### Your task
Restate all of the data exactly.

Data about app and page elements
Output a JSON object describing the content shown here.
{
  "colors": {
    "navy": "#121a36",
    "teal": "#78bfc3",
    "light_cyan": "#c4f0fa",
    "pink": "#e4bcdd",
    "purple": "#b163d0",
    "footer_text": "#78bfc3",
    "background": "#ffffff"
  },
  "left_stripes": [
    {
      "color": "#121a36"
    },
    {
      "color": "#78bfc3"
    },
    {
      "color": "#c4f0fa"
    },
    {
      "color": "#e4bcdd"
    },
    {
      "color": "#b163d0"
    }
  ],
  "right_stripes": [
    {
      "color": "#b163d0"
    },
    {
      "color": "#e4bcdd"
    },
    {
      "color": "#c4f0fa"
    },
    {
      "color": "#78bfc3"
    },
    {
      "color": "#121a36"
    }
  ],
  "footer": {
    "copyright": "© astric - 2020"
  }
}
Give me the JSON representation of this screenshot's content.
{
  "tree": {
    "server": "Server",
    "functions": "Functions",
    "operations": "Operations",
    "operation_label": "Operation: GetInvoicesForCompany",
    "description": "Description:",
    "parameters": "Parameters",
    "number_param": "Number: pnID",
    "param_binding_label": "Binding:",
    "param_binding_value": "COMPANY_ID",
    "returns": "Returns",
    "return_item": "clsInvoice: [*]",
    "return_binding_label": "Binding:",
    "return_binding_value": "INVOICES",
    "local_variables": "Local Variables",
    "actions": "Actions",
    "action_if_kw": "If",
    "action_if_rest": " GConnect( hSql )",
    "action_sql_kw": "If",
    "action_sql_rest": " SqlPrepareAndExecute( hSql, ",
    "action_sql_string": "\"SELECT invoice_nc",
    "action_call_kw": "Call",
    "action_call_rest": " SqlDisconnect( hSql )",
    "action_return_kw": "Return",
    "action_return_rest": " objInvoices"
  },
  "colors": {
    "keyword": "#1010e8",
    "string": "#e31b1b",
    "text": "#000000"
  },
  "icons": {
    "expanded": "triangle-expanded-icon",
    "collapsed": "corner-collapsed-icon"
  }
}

### Solution to the exercise
Output a JSON object describing the content shown here.
{
  "colors": {
    "navy": "#121a36",
    "teal": "#78bfc3",
    "light_cyan": "#c4f0fa",
    "pink": "#e4bcdd",
    "purple": "#b163d0",
    "footer_text": "#78bfc3",
    "background": "#ffffff"
  },
  "left_stripes": [
    {
      "color": "#121a36"
    },
    {
      "color": "#78bfc3"
    },
    {
      "color": "#c4f0fa"
    },
    {
      "color": "#e4bcdd"
    },
    {
      "color": "#b163d0"
    }
  ],
  "right_stripes": [
    {
      "color": "#b163d0"
    },
    {
      "color": "#e4bcdd"
    },
    {
      "color": "#c4f0fa"
    },
    {
      "color": "#78bfc3"
    },
    {
      "color": "#121a36"
    }
  ],
  "footer": {
    "copyright": "© astric - 2020"
  }
}
Give me the JSON representation of this screenshot's content.
{
  "tree": {
    "server": "Server",
    "functions": "Functions",
    "operations": "Operations",
    "operation_label": "Operation: GetInvoicesForCompany",
    "description": "Description:",
    "parameters": "Parameters",
    "number_param": "Number: pnID",
    "param_binding_label": "Binding:",
    "param_binding_value": "COMPANY_ID",
    "returns": "Returns",
    "return_item": "clsInvoice: [*]",
    "return_binding_label": "Binding:",
    "return_binding_value": "INVOICES",
    "local_variables": "Local Variables",
    "actions": "Actions",
    "action_if_kw": "If",
    "action_if_rest": " GConnect( hSql )",
    "action_sql_kw": "If",
    "action_sql_rest": " SqlPrepareAndExecute( hSql, ",
    "action_sql_string": "\"SELECT invoice_nc",
    "action_call_kw": "Call",
    "action_call_rest": " SqlDisconnect( hSql )",
    "action_return_kw": "Return",
    "action_return_rest": " objInvoices"
  },
  "colors": {
    "keyword": "#1010e8",
    "string": "#e31b1b",
    "text": "#000000"
  },
  "icons": {
    "expanded": "triangle-expanded-icon",
    "collapsed": "corner-collapsed-icon"
  }
}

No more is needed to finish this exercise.